Methotrexate (Otrexup, Rasuvo, and Trexall) was originally used to treat cancer. Now it’s been used to treat psoriasis for more than 30 years. Doctors once thought it worked to treat psoriasis by targeting rapidly growing cells, as it does to treat cancer. But now they think it helps psoriasis by suppressing the immune reaction.

Methotrexate is used for people with severe psoriasis. It comes as an oral tablet or a solution that you inject. The injection can be under your skin or in a vein or muscle.

You take methotrexate once per week, or one dose every 12 hours for a total of three doses per week. It typically clears plaques within three to six weeks after you start taking it.

Methotrexate can cause the following side effects:

  • fatigue
  • nausea
  • vomiting
  • headache
  • trouble sleeping
  • lightheadedness
  • mouth sores
  • bruising
  • bleeding
  • diarrhea
  • chills
  • hair loss
  • skin sensitivity to light

Taking folic acid can reduce some of these side effects. Your doctor can tell you how much folic acid you should take.

Methotrexate has also been linked to liver damage. Your doctor will do blood tests every few months during treatment to check how well your liver works. You should not use methotrexate if you’re pregnant or could become pregnant. This drug can harm your pregnancy.

The cost of injections depends on the type of drug used.

Costs of biologics and methotrexate

Biologic drugs are effective at treating psoriasis, but they come at a steep cost. According to a 2014 study, a year of treatment with adalimumab (Humira) can cost more than $39,000. Etanercept (Enbrel) can cost more than $46,000 per year, and ustekinumab (Stelara) can cost over $53,000 each year.

On the other hand, methotrexate costs only a fraction of what these treatments cost. It comes in at about $2,000 per year.

Under the Affordable Care Act, insurance companies must offer coverage for the treatment of chronic conditions such as psoriasis. The percentage of the drug cost that your insurance company covers depends on your plan. Insurance companies often put expensive drugs like biologics in the top tiers of their covered prescription drugs. Drugs in the top tiers tend to cost people more money out of pocket.

Costs of biosimilars

Currently, there are no generic versions of biologic drugs available. Generic drugs usually cost less than brand-name versions. However, the U.S. Food and Drug Administration (FDA) has approved two biosimilar drugs based on infliximab (Remicade) called Inflectra and Renflexis. They’ve also approved a biosimilar based on etanercept (Enbrel) called Erelzi.

Unlike generic drugs, biosimilars are not exact replicas of biologic drugs.

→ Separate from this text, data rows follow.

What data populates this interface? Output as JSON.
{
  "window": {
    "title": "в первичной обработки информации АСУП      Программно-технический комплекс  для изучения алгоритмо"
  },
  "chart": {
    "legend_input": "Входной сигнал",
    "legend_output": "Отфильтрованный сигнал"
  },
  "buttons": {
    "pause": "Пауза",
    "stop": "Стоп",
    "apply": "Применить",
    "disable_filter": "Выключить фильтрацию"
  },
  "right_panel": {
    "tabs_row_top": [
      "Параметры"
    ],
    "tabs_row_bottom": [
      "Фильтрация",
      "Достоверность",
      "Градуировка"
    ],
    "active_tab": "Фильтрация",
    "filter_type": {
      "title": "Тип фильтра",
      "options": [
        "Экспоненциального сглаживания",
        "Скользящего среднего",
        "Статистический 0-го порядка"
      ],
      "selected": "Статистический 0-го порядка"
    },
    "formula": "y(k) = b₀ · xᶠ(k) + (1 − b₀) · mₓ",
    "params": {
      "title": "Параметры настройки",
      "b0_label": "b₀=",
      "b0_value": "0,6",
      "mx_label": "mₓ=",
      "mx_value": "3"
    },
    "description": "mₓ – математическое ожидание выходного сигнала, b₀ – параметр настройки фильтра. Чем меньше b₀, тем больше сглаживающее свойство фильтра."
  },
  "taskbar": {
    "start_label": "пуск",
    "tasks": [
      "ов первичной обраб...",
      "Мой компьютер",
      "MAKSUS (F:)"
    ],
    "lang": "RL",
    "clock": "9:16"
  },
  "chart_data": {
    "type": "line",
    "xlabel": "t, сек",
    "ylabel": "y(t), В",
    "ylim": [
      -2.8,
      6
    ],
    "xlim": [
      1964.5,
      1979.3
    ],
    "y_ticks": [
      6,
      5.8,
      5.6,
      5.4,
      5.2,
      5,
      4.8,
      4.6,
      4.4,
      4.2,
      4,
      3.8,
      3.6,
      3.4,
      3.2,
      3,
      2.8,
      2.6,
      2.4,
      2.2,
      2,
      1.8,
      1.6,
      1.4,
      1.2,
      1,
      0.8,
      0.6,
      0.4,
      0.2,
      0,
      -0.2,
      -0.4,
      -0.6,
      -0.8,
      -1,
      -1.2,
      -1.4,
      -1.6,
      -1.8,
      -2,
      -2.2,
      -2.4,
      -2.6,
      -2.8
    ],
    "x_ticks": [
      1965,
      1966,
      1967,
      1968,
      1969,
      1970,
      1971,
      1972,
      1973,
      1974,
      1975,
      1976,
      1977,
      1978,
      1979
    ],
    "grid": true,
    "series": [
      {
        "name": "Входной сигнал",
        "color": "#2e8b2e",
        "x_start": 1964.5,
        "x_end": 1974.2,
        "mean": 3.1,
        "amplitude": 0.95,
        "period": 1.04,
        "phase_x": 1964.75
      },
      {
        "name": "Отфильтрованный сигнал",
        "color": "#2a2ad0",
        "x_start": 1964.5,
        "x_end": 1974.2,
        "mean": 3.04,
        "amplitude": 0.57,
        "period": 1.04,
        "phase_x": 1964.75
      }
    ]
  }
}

Also, they can’t be automatically substituted for the biologic drug. But like generics, biosimilars work in the same way as the biologic they’re based on, and they’re less expensive than that biologic. If you’re interested in trying a biosimilar drug, talk to your doctor.

Doctors typically prescribe injectable treatments for moderate to severe psoriasis or psoriasis that’s disabling. One other option is apremilast (Otezla), which comes as a pill. But if you can’t take any of these medications or they don’t work for you, there are other drugs that suppress the immune system and may help. Talk to your doctor about all possible options.

For mild to moderate psoriasis, doctors often suggest topical drugs first. Topical drugs are applied to your skin. They work to slow cell growth, remove scales, and relieve itching and inflammation. Examples of topical medications include:

  • Emollients: These moisturize your skin.
  • Steroid creams: These bring down swelling and redness.
  • Vitamin D analogues: These slow the production of skin cells and reduce inflammation.
  • Coal tar: This reduces scales, itching, and inflammation.

Phototherapy is another treatment for psoriasis. This treatment exposes your skin to ultraviolet light to slow cell growth. Sometimes you take a certain drug beforehand that makes your skin more sensitive to light.

Your doctor will recommend a treatment for your psoriasis. If your psoriasis is moderate to severe and other treatments haven’t helped, they may prescribe an injectable drug such as methotrexate or a biologic.

Talk with your doctor about the benefits and possible side effects of these drugs. You can use this article to help you ask questions. Work closely with your doctor to find a treatment that works for you.